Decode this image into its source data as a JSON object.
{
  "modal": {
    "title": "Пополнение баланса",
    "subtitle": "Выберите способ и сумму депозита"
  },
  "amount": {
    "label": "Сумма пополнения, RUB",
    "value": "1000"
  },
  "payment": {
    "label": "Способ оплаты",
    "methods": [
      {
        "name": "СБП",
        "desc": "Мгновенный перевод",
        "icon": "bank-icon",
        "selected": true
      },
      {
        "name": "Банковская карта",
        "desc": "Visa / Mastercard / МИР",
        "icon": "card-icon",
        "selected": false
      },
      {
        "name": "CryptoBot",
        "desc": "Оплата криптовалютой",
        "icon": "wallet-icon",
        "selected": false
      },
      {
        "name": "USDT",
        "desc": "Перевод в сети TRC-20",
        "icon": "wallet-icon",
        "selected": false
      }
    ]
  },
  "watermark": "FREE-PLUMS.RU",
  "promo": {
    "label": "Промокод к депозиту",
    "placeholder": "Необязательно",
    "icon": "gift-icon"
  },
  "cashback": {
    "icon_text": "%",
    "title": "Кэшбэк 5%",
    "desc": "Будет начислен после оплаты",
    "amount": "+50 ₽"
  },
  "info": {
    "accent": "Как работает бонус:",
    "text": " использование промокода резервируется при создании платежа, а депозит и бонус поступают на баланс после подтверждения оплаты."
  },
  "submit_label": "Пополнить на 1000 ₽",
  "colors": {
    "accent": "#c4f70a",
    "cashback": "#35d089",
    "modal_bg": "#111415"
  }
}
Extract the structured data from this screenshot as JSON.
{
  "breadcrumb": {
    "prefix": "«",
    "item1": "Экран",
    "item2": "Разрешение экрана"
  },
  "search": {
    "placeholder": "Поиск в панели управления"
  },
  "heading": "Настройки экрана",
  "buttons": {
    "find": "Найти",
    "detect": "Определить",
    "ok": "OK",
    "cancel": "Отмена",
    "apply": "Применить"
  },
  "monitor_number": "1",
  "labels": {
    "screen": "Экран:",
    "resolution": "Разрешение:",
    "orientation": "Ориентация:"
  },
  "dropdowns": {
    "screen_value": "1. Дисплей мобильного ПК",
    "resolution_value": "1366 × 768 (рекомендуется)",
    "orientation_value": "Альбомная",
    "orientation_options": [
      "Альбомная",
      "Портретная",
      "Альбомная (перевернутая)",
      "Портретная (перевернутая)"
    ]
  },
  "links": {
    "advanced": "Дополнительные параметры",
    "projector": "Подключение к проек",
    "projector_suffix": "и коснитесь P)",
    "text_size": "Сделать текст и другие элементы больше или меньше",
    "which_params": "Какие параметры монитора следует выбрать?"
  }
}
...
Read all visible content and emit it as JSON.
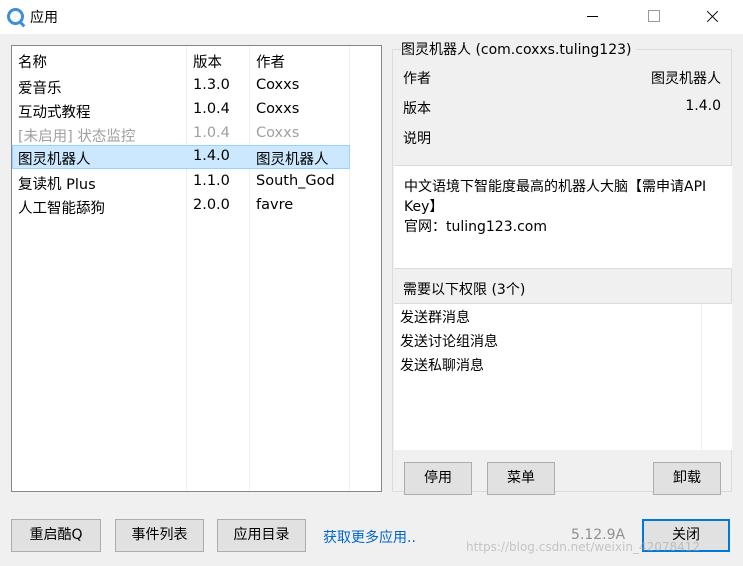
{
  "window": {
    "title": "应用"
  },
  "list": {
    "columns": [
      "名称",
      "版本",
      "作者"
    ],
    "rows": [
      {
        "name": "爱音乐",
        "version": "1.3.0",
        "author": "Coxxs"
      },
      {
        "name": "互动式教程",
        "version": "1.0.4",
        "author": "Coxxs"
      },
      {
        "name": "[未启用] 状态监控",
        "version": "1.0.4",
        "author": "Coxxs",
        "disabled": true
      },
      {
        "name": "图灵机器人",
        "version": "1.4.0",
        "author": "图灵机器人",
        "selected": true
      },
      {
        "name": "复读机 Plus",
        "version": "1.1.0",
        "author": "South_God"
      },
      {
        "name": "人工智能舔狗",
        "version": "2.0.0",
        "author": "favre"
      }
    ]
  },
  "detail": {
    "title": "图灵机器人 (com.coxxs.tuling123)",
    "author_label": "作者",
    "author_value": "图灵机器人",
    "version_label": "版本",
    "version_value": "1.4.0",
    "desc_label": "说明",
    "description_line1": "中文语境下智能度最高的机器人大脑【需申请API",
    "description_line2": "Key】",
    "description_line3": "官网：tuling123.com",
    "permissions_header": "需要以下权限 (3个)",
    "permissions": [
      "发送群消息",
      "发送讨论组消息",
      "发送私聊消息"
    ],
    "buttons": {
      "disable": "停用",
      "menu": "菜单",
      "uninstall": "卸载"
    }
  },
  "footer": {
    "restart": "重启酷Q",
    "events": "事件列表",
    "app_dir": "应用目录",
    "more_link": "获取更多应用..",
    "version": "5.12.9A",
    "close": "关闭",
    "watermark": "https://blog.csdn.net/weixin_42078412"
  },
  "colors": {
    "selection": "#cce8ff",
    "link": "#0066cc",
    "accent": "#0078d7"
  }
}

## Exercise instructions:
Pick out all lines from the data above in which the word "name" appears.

## The answer:
        "name": "СБП",
        "name": "Банковская карта",
        "name": "CryptoBot",
        "name": "USDT",
        "name": "爱音乐",
        "name": "互动式教程",
        "name": "[未启用] 状态监控",
        "name": "图灵机器人",
        "name": "复读机 Plus",
        "name": "人工智能舔狗",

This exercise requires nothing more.